Using the VS Code plugin

In this article, you'll learn how to access all the features the VS Code plugin has to offer.

Prerequisites

The only prerequisites are that you have Kite Engine running and the VS Code plugin installed. If you don't have the VS Code plugin installed, you can learn how to do so here.

Note: If you installed the VS Code plugin while VS Code was already running, you'll need to restart VS Code for the plugin to activate

Checking the status of Kite

If Kite is installed properly, you should see a text indicator at the bottom left corner of the VS Code window.

There are a handful of possible states Kite can be in, as described in the following table:

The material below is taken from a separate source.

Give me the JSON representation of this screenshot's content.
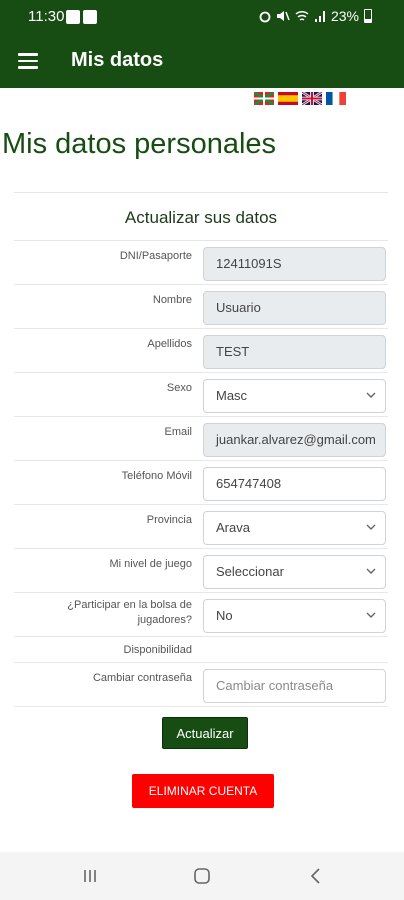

Message Description
Kite: Not Installed Kite Engine is not installed.
Kite: Not running Kite Engine is not running.
Kite: Not logged in Kite Engine is running, but you need to log in.
Kite: Syncing Kite Engine is syncing your files to the cloud.
Kite: Indexing The Kite backend is analyzing your uploaded code.
Kite: Ready Kite is ready to go - start coding!
Note: If you're running Kite for the first time, it may take several minutes for Kite to finish syncing and indexing your codebase.

For the first three (red) states, the VS Code plugin will generally allow you take action to get out of the invalid state. For example, the plugin will allow you to start Kite Engine from VS Code directly.

Clicking on the indicator will open a tab that will allow you to access your settings or get information about your account.

Whitelisting

If you start writing code in an un-whitelisted directory, the plugin will prompt you to whitelist the directory so that Kite can work properly.

The left button will whitelist the suggested directory. In this example, the root / directory would be whitelisted. Clicking on “Close” will suppress the current file. In this example, the file /test.py would be suppressed.

Writing code and accessing features

Completions

To start, open a Python file in a whitelisted directory. Make sure that this file has been saved with a .py extension. Now type the following code:

import j # Cursor stops behind the "j"

A list of suggested completions should automatically appear.

Kite can provide autocompletions for Python keywords, name expressions or attribute expressions. The example above illustrates a name expression completion. An example of an attribute completion would be:

import json
json.d # Cursor stops behind the "d"

In the case of name and attribute completions, Kite will also provide the type of value represented by the completion (e.g. module or function) as well as documentation if available. To toggle the documentation for json.dumps, click on the “i” next to the function indicator.

Function signatures

Continuing with the example code above, complete the function call to by typing the opening and closing parentheses.

import json
json.dumps() # Cursor is in between "(" and ")"

Kite should show you information about how to call json.dumps.

As you type, Kite will show you which argument you are currently focused on.

Expanding information

Kite also provides a UI to view more information about a Python identifier. There are a number of ways to access this UI. By default, if you hover your mouse over the identifier, you can click on the “more” link to get more information.

When triggered, the expanded information shows up in a separate tab.

The information shown contains:

  • Information about the value
    • In this case, the panel shows information about the function signature for json.dumps
    • However, the information here varies depending on what the value is e.g. module, type, instance, etc.
  • Summary
    • This is the documentation for the value
  • Usages from your code (Kite Pro subscribers only)
    • This shows you where else in your codebase you have used this value
  • Examples
    • Curated code examples that show you how to use the value
  • Links
    • Links to popular questions about this value on StackOverflow

Jump to definition

You can also jump to the definition of a module, class or function from your local codebase using Kite. The hover UI provides a deflink to do so.

The tab with expanded information also contains a link to the definition.

Search (Kite Pro subscribers only)

You can access Kite's search UI using the command palette.

You can search for both identifiers in your own codebase and identifiers in 3rd party packages.